_Problem details_. For each entry, output its words exactly and leave any picture behind.

★ ★ ★ ★ ★

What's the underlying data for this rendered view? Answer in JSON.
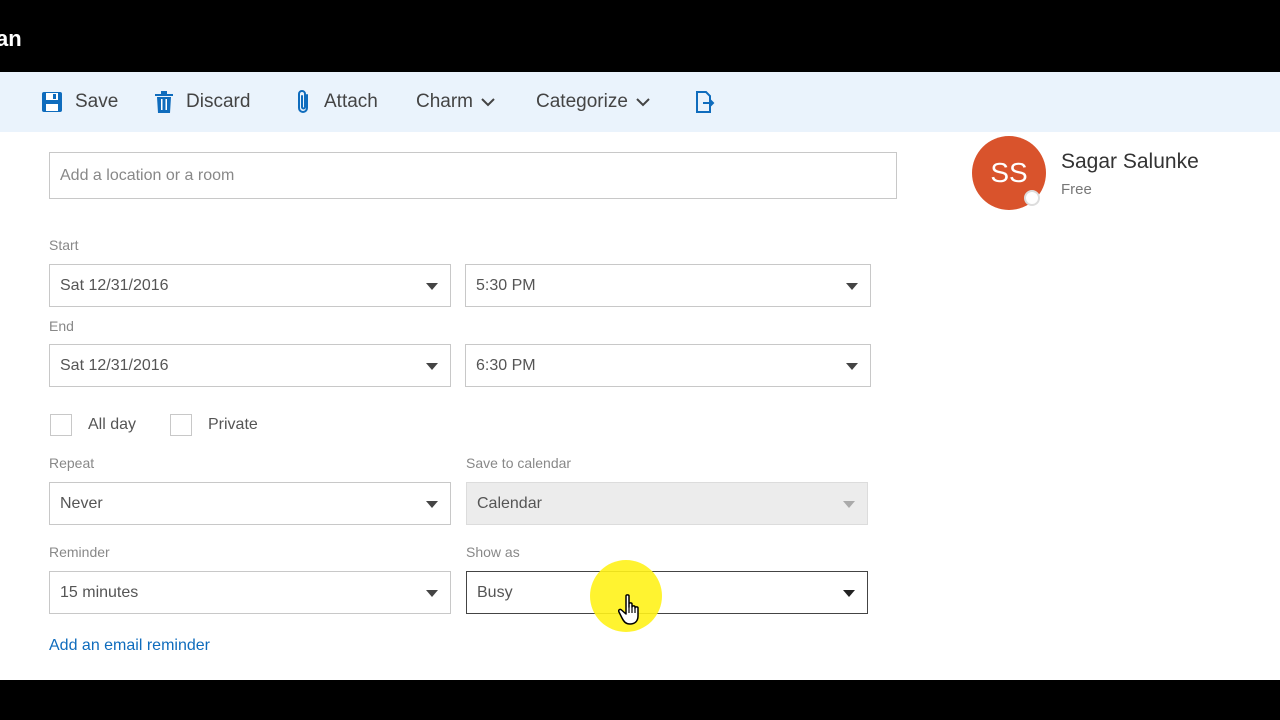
{
  "window": {
    "title_fragment": "an"
  },
  "toolbar": {
    "save_label": "Save",
    "discard_label": "Discard",
    "attach_label": "Attach",
    "charm_label": "Charm",
    "categorize_label": "Categorize",
    "icons": {
      "save": "floppy-disk-icon",
      "discard": "trash-icon",
      "attach": "paperclip-icon",
      "extra": "document-export-icon"
    },
    "accent_color": "#0f6cbd"
  },
  "location": {
    "placeholder": "Add a location or a room",
    "value": ""
  },
  "start": {
    "label": "Start",
    "date": "Sat 12/31/2016",
    "time": "5:30 PM"
  },
  "end": {
    "label": "End",
    "date": "Sat 12/31/2016",
    "time": "6:30 PM"
  },
  "options": {
    "all_day_label": "All day",
    "private_label": "Private",
    "all_day_checked": false,
    "private_checked": false
  },
  "repeat": {
    "label": "Repeat",
    "value": "Never"
  },
  "save_to_calendar": {
    "label": "Save to calendar",
    "value": "Calendar"
  },
  "reminder": {
    "label": "Reminder",
    "value": "15 minutes"
  },
  "show_as": {
    "label": "Show as",
    "value": "Busy"
  },
  "email_reminder_link": "Add an email reminder",
  "attendee": {
    "initials": "SS",
    "name": "Sagar Salunke",
    "status": "Free",
    "avatar_color": "#d9532c"
  }
}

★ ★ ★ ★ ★

_Solution for this problem_.
What's the underlying data for this rendered view? Answer in JSON.
{
  "window": {
    "title_fragment": "an"
  },
  "toolbar": {
    "save_label": "Save",
    "discard_label": "Discard",
    "attach_label": "Attach",
    "charm_label": "Charm",
    "categorize_label": "Categorize",
    "icons": {
      "save": "floppy-disk-icon",
      "discard": "trash-icon",
      "attach": "paperclip-icon",
      "extra": "document-export-icon"
    },
    "accent_color": "#0f6cbd"
  },
  "location": {
    "placeholder": "Add a location or a room",
    "value": ""
  },
  "start": {
    "label": "Start",
    "date": "Sat 12/31/2016",
    "time": "5:30 PM"
  },
  "end": {
    "label": "End",
    "date": "Sat 12/31/2016",
    "time": "6:30 PM"
  },
  "options": {
    "all_day_label": "All day",
    "private_label": "Private",
    "all_day_checked": false,
    "private_checked": false
  },
  "repeat": {
    "label": "Repeat",
    "value": "Never"
  },
  "save_to_calendar": {
    "label": "Save to calendar",
    "value": "Calendar"
  },
  "reminder": {
    "label": "Reminder",
    "value": "15 minutes"
  },
  "show_as": {
    "label": "Show as",
    "value": "Busy"
  },
  "email_reminder_link": "Add an email reminder",
  "attendee": {
    "initials": "SS",
    "name": "Sagar Salunke",
    "status": "Free",
    "avatar_color": "#d9532c"
  }
}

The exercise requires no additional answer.